=== Work to be completed ===
The result should be every line in the data below that carries the string "your".

=== Records shown ===
☆ ☆ ☆

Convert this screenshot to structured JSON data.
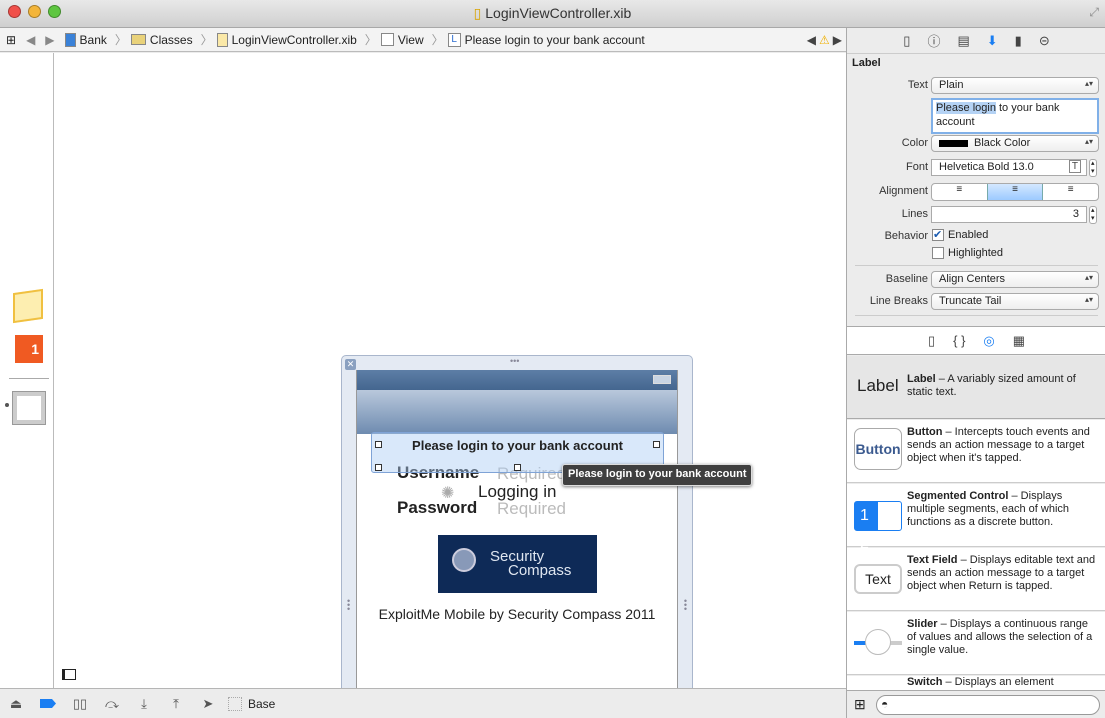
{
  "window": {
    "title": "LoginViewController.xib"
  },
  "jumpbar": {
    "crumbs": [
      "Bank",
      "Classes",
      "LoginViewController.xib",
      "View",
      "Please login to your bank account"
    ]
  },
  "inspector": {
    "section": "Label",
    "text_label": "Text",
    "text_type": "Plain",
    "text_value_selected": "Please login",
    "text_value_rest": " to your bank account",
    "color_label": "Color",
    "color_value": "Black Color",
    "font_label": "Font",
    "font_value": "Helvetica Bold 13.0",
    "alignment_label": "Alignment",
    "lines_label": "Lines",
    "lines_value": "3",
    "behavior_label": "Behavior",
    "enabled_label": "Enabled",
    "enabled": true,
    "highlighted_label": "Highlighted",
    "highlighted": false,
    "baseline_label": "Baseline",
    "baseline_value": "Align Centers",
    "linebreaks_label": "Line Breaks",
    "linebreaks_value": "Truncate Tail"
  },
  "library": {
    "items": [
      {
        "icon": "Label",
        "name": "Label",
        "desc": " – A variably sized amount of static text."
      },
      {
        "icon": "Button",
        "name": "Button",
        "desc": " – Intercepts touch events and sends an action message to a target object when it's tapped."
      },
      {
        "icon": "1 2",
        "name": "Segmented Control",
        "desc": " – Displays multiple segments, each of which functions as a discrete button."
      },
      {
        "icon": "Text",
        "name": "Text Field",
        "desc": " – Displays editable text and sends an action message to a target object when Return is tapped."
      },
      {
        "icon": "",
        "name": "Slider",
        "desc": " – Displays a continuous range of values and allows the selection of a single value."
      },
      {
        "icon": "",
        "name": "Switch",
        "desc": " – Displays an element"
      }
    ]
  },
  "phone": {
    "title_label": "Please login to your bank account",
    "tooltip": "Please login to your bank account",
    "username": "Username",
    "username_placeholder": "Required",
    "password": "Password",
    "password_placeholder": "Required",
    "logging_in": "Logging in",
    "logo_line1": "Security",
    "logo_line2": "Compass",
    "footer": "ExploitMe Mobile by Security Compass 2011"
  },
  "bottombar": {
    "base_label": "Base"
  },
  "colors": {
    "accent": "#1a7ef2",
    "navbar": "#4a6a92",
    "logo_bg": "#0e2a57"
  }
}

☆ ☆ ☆

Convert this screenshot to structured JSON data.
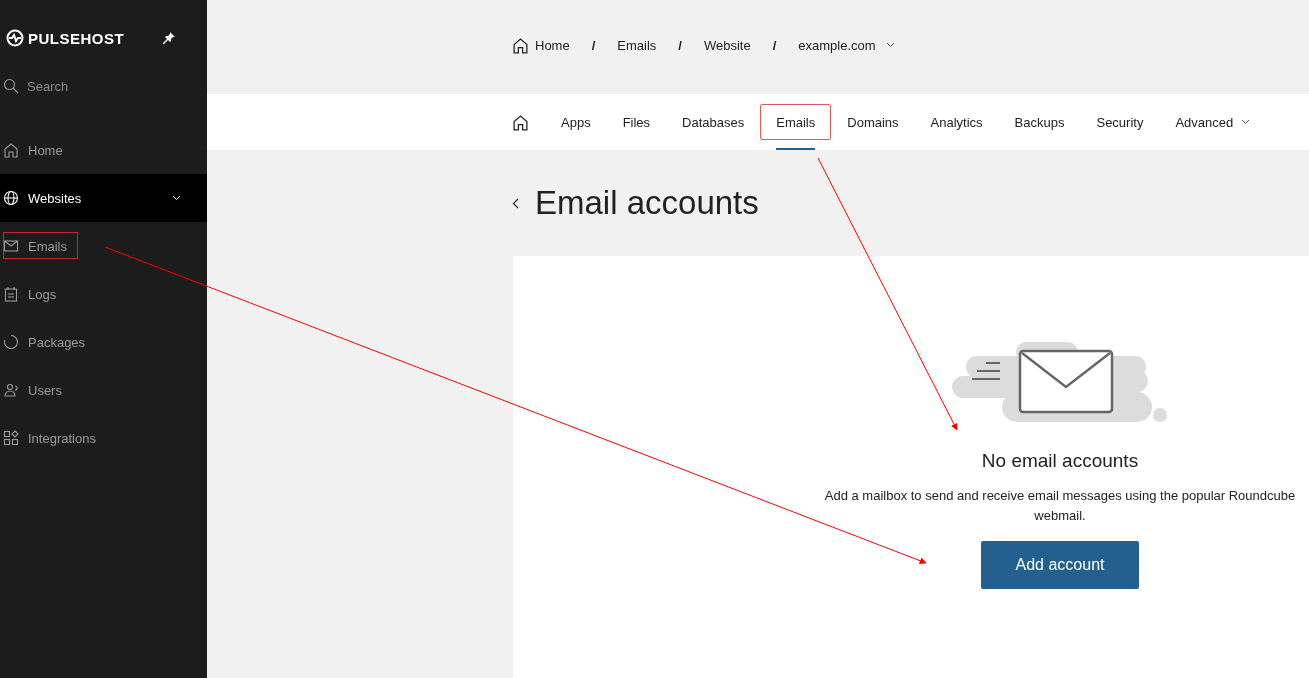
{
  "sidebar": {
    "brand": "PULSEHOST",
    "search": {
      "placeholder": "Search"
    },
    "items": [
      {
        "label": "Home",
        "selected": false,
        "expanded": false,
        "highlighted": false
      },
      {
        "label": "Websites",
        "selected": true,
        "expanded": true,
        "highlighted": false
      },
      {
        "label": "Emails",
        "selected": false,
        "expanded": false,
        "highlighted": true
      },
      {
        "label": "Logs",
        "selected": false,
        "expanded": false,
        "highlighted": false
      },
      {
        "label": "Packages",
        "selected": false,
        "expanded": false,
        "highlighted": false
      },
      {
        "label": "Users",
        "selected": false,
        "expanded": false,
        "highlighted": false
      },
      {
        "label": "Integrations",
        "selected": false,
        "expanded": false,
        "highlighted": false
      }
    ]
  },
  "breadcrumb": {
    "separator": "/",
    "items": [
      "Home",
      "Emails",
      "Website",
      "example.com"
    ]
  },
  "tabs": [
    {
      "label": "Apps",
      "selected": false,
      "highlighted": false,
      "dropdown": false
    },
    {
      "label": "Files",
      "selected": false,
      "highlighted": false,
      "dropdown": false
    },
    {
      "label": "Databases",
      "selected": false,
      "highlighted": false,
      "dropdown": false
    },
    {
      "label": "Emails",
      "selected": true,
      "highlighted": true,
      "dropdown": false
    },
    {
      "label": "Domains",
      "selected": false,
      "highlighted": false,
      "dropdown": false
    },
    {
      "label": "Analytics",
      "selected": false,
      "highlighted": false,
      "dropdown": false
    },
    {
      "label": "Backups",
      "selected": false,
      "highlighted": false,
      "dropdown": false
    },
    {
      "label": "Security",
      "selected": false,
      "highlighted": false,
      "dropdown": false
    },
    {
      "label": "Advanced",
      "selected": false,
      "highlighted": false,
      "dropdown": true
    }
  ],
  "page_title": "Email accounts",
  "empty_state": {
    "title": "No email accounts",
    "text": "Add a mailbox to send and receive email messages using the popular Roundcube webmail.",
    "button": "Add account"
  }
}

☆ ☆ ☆

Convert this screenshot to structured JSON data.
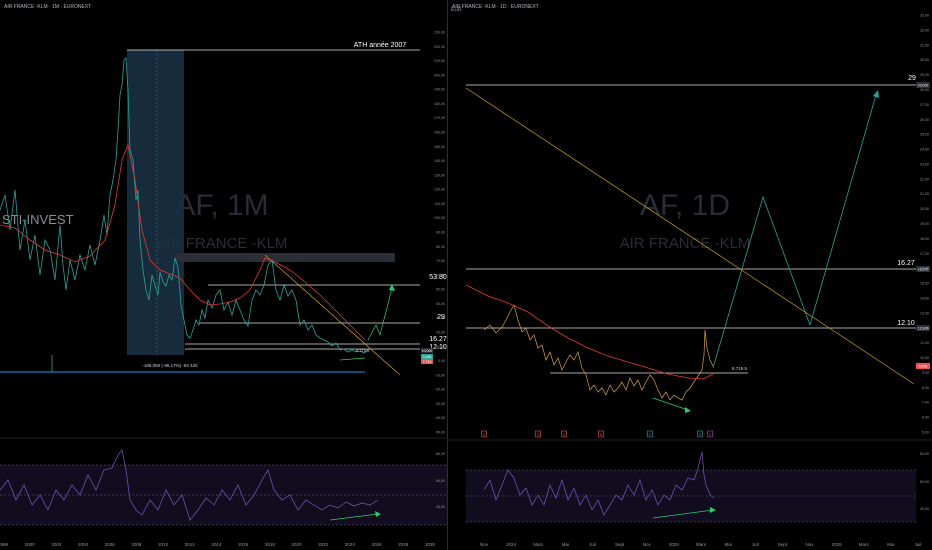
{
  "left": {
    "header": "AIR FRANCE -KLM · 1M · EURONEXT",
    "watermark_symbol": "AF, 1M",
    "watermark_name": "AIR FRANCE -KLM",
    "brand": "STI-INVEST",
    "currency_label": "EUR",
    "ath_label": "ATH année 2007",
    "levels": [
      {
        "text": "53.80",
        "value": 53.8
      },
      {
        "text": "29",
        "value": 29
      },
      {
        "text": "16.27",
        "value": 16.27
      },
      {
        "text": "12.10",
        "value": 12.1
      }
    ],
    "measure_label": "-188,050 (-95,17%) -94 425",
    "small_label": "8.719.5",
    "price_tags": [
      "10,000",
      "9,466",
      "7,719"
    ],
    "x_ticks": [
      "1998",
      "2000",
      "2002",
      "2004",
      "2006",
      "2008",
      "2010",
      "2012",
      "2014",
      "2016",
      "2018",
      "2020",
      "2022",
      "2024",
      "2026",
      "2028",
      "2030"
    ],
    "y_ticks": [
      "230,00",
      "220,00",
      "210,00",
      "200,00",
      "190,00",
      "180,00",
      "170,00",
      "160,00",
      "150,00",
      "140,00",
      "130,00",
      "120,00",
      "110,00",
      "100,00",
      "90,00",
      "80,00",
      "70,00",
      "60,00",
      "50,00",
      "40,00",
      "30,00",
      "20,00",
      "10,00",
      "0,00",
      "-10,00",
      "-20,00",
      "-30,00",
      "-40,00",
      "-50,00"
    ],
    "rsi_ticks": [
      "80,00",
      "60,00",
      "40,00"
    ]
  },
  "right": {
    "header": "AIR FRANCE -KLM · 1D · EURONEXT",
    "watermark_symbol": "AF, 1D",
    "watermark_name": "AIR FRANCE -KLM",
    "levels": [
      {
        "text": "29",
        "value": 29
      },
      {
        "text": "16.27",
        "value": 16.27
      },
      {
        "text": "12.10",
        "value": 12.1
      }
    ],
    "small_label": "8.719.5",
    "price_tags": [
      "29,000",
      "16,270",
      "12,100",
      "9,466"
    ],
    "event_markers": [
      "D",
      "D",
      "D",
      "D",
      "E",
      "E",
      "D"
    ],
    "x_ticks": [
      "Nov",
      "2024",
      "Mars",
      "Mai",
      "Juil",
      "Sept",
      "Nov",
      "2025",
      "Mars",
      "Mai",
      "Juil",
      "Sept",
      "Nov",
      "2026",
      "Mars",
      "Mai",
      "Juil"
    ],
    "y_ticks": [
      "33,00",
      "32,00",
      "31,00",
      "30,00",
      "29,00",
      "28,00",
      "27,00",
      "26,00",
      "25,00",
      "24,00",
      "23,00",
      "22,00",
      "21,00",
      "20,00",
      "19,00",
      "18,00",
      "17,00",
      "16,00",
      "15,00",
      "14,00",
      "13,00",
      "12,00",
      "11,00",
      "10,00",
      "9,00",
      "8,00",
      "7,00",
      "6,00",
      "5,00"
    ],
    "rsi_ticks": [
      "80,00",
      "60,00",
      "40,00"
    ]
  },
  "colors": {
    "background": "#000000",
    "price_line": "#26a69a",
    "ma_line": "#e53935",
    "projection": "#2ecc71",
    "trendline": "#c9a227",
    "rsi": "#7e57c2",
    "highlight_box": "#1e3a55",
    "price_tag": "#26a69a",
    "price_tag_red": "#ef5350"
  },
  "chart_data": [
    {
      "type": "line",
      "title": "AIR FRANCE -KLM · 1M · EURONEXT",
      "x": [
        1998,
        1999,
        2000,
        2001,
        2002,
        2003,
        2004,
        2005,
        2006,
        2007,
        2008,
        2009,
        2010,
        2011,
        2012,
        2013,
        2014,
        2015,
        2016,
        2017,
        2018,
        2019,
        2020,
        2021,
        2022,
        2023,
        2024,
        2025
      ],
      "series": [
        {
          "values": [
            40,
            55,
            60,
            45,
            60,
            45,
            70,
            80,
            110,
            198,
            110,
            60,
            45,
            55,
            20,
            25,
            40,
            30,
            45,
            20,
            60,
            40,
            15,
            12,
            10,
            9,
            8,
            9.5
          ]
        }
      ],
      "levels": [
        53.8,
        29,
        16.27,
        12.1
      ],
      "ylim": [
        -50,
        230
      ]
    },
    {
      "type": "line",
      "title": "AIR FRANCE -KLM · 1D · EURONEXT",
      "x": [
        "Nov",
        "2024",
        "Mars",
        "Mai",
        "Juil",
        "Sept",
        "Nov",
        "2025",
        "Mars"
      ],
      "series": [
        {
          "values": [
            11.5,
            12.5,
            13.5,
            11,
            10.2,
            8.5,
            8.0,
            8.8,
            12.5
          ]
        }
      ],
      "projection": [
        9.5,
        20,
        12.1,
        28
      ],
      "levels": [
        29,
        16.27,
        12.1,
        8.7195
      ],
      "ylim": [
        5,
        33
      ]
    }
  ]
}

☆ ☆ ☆

=== Solution to this task ===
      "Please login to your bank account"
    "text_value_rest": " to your bank account",
    "title_label": "Please login to your bank account",
    "tooltip": "Please login to your bank account",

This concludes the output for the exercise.